Street Smarts: Never too old to learn
We all have heard the old saying, “You’re never too old to learn,” but my father liked to put a different spin on it. He would often stroke his chin and say jokingly “Learn something new everyday….die and forget it all.” His words came to me today as I made my way to work driving past Salisbury High School and down Fulton Street. In the span of a few miles, I witnessed firsthand that we are never too old or too young to learn.
Over the past few years, I have often written about my experiences teaching the youth music here at St. Luke’s. It is particularly satisfying for me when these students branch out into other areas of music and the fine arts. What amazes me most is the speed at which young children learn and the energy they use in doing so! But there is another generation of people I also come in contact with week after week that are just as eager to learn. These are the people lets say AARP age and above!

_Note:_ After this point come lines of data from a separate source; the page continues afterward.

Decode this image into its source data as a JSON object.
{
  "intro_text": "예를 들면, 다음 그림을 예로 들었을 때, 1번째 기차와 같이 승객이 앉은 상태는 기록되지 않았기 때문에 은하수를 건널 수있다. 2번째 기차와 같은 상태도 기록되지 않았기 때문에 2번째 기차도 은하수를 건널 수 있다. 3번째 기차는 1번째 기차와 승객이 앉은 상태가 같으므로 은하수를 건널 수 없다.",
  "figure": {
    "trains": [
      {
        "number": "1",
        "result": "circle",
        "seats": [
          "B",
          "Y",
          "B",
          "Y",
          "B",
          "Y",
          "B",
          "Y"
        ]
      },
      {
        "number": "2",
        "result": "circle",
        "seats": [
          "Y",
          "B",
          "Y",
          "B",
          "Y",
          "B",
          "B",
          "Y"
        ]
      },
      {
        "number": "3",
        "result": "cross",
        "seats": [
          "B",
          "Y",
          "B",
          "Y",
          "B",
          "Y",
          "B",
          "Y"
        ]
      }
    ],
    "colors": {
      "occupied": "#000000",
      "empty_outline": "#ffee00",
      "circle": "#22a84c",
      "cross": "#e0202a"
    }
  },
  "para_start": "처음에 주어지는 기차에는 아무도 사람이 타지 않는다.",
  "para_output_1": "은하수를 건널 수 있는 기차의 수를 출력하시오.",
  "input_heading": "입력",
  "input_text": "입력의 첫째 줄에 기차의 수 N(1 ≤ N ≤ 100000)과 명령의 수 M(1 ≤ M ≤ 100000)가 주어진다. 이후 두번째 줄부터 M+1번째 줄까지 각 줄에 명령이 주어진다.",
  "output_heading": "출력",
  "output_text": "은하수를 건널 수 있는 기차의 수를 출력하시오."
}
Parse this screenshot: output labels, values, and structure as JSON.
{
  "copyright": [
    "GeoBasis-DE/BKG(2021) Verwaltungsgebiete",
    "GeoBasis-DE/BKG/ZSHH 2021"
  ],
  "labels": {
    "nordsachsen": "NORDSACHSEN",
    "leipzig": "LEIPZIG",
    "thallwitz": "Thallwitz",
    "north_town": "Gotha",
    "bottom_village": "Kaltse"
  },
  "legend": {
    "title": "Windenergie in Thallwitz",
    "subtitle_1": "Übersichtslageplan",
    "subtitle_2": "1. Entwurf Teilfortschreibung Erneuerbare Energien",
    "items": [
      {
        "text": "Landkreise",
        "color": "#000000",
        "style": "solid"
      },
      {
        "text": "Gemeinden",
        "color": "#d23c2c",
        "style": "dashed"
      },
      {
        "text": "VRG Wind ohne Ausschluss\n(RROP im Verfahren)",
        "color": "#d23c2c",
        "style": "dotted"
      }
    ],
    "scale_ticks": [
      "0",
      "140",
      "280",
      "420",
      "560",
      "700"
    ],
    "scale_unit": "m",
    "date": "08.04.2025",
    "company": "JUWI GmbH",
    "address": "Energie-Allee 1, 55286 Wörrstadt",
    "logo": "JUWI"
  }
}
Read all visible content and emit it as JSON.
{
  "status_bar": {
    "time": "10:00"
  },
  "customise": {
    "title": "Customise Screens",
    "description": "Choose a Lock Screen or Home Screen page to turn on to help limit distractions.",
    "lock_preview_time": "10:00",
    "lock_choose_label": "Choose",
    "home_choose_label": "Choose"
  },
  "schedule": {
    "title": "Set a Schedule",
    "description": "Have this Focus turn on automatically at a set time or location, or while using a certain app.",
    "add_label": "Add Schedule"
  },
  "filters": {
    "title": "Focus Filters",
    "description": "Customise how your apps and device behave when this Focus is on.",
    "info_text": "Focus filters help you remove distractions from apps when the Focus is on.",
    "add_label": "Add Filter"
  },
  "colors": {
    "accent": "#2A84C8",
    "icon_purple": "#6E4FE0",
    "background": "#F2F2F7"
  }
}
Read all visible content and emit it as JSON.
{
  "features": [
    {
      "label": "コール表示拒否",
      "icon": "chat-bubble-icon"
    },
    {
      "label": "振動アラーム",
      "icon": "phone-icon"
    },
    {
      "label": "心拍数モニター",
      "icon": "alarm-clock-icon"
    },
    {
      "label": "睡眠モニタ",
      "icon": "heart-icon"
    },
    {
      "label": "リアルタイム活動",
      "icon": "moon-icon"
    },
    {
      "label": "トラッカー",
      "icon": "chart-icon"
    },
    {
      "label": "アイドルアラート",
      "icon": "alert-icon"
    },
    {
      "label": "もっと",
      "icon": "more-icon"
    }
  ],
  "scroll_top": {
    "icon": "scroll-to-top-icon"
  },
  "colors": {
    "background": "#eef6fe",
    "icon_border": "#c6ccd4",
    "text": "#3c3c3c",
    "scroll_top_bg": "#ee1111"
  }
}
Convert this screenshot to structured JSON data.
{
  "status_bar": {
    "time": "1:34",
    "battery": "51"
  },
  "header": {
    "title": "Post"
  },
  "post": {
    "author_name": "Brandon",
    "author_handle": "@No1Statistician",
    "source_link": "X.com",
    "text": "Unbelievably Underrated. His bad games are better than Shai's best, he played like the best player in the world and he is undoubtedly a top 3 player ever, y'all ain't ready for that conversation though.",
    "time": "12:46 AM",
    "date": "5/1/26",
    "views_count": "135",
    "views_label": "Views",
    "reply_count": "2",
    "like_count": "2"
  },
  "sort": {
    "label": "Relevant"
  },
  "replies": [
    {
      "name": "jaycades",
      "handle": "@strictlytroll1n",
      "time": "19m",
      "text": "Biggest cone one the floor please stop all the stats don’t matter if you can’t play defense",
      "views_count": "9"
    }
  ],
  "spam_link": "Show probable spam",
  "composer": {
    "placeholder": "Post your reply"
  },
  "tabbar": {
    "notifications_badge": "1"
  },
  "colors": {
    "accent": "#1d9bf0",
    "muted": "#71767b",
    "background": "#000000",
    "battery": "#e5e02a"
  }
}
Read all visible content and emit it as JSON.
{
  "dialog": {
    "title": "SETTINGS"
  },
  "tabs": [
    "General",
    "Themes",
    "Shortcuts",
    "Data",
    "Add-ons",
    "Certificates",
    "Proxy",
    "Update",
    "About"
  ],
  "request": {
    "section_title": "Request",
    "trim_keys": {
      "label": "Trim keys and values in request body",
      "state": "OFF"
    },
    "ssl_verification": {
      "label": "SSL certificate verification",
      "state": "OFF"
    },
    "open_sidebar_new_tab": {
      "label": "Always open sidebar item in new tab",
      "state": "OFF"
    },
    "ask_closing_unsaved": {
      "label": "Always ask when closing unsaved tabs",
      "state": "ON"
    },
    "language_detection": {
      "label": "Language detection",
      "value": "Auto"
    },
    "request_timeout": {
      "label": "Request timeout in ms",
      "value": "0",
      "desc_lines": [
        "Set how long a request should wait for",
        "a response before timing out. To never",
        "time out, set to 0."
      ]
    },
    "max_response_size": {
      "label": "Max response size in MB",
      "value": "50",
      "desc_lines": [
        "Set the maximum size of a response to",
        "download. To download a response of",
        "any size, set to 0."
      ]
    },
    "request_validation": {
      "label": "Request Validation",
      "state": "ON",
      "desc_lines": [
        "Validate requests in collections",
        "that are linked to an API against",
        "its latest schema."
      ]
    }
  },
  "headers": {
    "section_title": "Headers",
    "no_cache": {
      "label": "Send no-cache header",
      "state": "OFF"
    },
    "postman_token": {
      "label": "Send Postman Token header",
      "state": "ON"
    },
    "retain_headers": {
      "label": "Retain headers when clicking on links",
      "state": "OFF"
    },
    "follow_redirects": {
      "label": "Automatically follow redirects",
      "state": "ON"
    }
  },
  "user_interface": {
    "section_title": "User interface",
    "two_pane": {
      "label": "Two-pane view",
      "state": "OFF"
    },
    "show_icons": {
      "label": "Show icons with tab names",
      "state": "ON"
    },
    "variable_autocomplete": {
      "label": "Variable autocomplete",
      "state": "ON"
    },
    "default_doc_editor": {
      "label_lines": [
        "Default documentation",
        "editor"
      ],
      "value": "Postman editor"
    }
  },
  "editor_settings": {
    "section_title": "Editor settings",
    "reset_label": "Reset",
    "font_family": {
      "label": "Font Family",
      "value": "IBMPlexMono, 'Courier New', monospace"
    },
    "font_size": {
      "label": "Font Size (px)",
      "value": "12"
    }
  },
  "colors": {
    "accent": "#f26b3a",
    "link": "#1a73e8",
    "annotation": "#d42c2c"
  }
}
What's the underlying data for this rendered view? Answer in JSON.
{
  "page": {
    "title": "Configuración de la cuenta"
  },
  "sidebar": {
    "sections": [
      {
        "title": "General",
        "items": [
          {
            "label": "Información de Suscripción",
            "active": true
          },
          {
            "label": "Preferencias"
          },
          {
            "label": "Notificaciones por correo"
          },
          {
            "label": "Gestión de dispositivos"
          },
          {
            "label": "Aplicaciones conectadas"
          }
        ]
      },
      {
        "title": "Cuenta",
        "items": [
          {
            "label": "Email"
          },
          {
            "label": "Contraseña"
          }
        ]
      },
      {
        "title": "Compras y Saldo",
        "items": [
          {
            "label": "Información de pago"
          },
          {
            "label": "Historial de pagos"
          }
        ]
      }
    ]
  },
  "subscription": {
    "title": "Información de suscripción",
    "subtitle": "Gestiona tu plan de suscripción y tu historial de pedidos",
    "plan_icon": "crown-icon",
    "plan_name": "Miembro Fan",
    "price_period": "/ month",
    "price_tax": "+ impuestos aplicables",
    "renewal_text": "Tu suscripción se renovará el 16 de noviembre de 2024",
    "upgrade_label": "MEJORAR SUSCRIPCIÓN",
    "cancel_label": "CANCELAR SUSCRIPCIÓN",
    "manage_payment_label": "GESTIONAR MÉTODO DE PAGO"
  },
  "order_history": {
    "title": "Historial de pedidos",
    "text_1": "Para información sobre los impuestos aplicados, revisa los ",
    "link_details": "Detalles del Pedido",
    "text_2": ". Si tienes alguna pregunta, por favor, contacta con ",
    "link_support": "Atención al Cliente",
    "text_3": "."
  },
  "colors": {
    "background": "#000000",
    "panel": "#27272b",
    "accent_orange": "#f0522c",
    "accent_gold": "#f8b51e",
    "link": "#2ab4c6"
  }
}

Today as I was driving past the high school, I reflected on the learning taking place in that building. Because it was a warm day, some classes were being held outside, and the learning was visible. As I ventured down Fulton Street, I noticed a small child with a white cane. As I was at a stoplight, I noticed that at some distance behind, two adults were coaching the sight-impaired child on how to use the cane to its full advantage. Driving on, I came to the First Baptist Church where I had to stop for a group of seniors crossing the street to board the bus to take them to an all day workshop. Pulling into my parking space at the church, I met one of our parishioners who stopped only long enough to tell me that although now retired, she was busier than ever. I paused for a moment and reflected on my journey. I pondered the blind child and Fulton Street, and suddenly realized, that although I have sight, she could see the street much clearer than I could. Fulton Street has much to teach a person.
Seasons come and go, and each of us in our lifetimes will play many different roles. With the return of spring, the earth is alive with renewal and rebirth. The flowers and trees all seem to be reaching to heaven in an effort to take in the fullness of each warm breeze and ray of sunshine.
So it is with all of us. From the tiniest infants to our oldest members, we are always learning. Whether it is the six-year-old student with a violin, or the senior learning to sing, play, paint or dance, renewal and rebirth are all around us. Through countless years and changing seasons, our earth still remains a vital and fertile ground, welcoming change, and forgiving mistakes. So too the human mind and spirit. And while my father’s assertion that we will die and forget it all may be correct, let us never forget that we are never too old or too young to learn.
Dr. Phillip Burgess is the director of music ministries at St. Luke’s Episcopal church.